December 2, 2019 (Mon.)
Randomly glance upward in Kyoto during November-December and you will often see gardeners busily plucking needles on top of pine trees. This is the work of removing any old needles still remaining on the pines’ branches. The reason needle plucking is performed intensively at this time of year is that old needles that have turned brown finally stop appearing, so that the work becomes easier. There is, however, a deeper reason behind all the busyness. Needle plucking also means preparing to greet the New Year. It is done to finish up pine tree care by year’s end so as to welcome the New Year in a proper and well-ordered state. Thought of in this way, needle plucking might also be called a ritual for gardener and guests, who welcome the New Year together so that this year they may share the garden once again.
Incidentally, while needle plucking is often performed to prepare for the New Year, it is also sometimes done for the purposes of studying garden management. At Murin-an, needle plucking is also performed for its Fostering Studies seminar program, where participants experience alongside gardeners how gardens are cared for.
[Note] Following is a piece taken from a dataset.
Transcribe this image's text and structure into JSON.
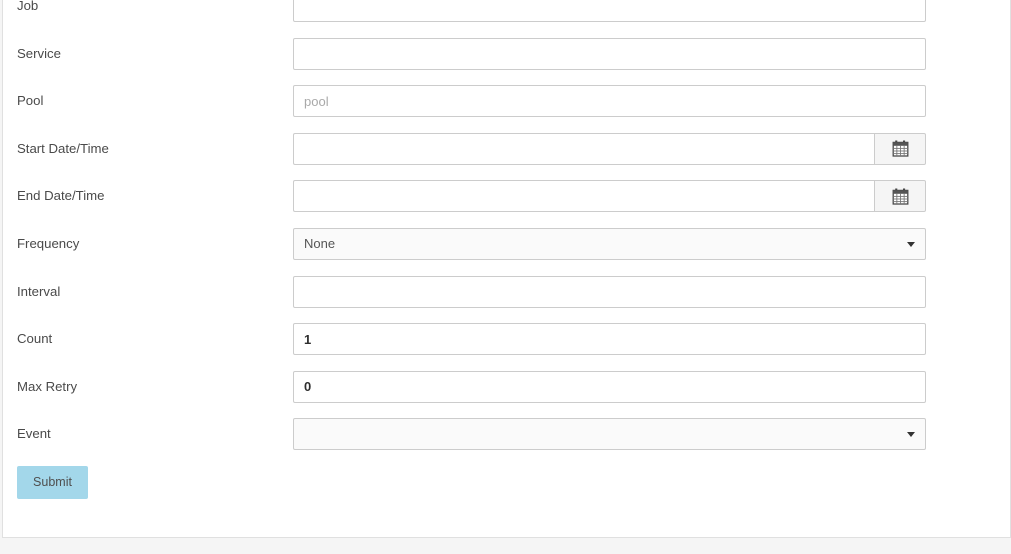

Here is what a pine tree looks like before it needles are plucked. It is so overgrown that fallen maple leaves get stuck in its needles and its old brown needles stand out.
By cutting extended branches and plucking old needles by hand, the pine tree is gradually taken from this state to one with a light feeling of transparency.
There is no fixed way of plucking needles; methods vary according to locality and region. For example, according to Murin-an’s head gardener Kenta Deguchi, needle plucking at Murin-an follows a style that, even within Kyoto, is unique to Sakyo Ward. “In the Sakyo Ward area,” he says “leaving three branches is considered to be the mainstream. In other words, other areas often leave two branches like this. Three branches, however, comes close to the original natural form of the tree and branch. Leaving two branches divides the energy supplied to the branches in two, but leaving three branches divides the energy into three so that there’s not so much turbulence, or rather, it allows the tree to grow in its natural form.”
While there are surely other technical differences besides this one, the basic principle behind needle plucking is that it is done with bare hands. This is because finely detailed work is easier to do by using the sensation in one’s fingertips. One could say that it is precisely by grasping these fine needles with your hands that the finished look of needle plucking comes into view. When we consider that this needle plucking is done using one’s bare hands over several days, however, we can see what hard work it is.
A finely detailed finish does not come just from relying on the sensation in one’s fingertips. One must also foster an ability to harmonize one’s work with that of other gardeners, Deguchi says. Taking a branch in hand, he explains how to cut it. “Let’s say we don’t want this branch and so we’re going to cut it. Depending on the person, they might cut it somewhere in the middle. This would feel unnatural and look wrong. If we don’t cut the branch properly at the base, it will be difficult for the wound to heal and it also looks bad. We want people to unify their work at least this much. If they’re going to be working with others, that is.”
Careful attention is also necessary, he says, to make sure that you do not just do things your own way and that your needle plucking approach matches the thickness or thinness of the finished look. “If you don’t pluck carefully, the needles get damaged and fall down after turning brown like this. Even if things look nice at a glance, you’ll end up having to do it all over again if the work isn’t done right.” In pine needle plucking, where one object of the work is to welcome the garden’s guests, doing one’s best to avoid having to redo work requires teamwork. The issue here is not thoroughness, but rather an ability to “unify” that is indispensable for multiple people to efficiently keep up a consistent impression.
In a word, this nuanced difference might be expressed as “density.” While being interviewed, Deguchi repeatedly referred to “the density of the finished look.” Evidently, it is this density of the needle plucking’s finishing that can most easily be disordered. “When you’re inexperienced, you feel like cutting, so sometimes you cut too much,” Deguchi explains. He means that because this work is done in a context where the whole tree cannot be seen, there is a risk of cutting away too many of its branches. That is why it is essential to stand back occasionally and check with the eyes the work that the fingertips have moved forward.
It is a skill that seems truly difficult to acquire, but “it’s fine,” Deguchi says, “because I now remember with my body about how much ought to be enough.” Whether with the fingertips or with the eyes, learning with the body appears to be what is important.
In this way, even while changing posture and the angle of one’s work several times, a unified feeling of density can be preserved.
Here is how completely the tree’s appearance changes as a result.
In fact, however, the goal of this day’s needle plucking was not to finish it completely, but rather to prepare a basis for plucking needles together with the participants in Murin-an’s “Learning with the Gardener: Fostering Studies” event.
How, then, did those participants finish up the job!?
Could we not say that this is a “density of the finished look” that harmonizes perfectly with the surrounding scenery? Looking at this finish, which brings to mind nothing if not a professional’s touch, we can see how the words such as “density” and “unity” that Deguchi used on the date of this interview live not only as gardener techniques, but as ritual acts of sharing the garden with a diverse community.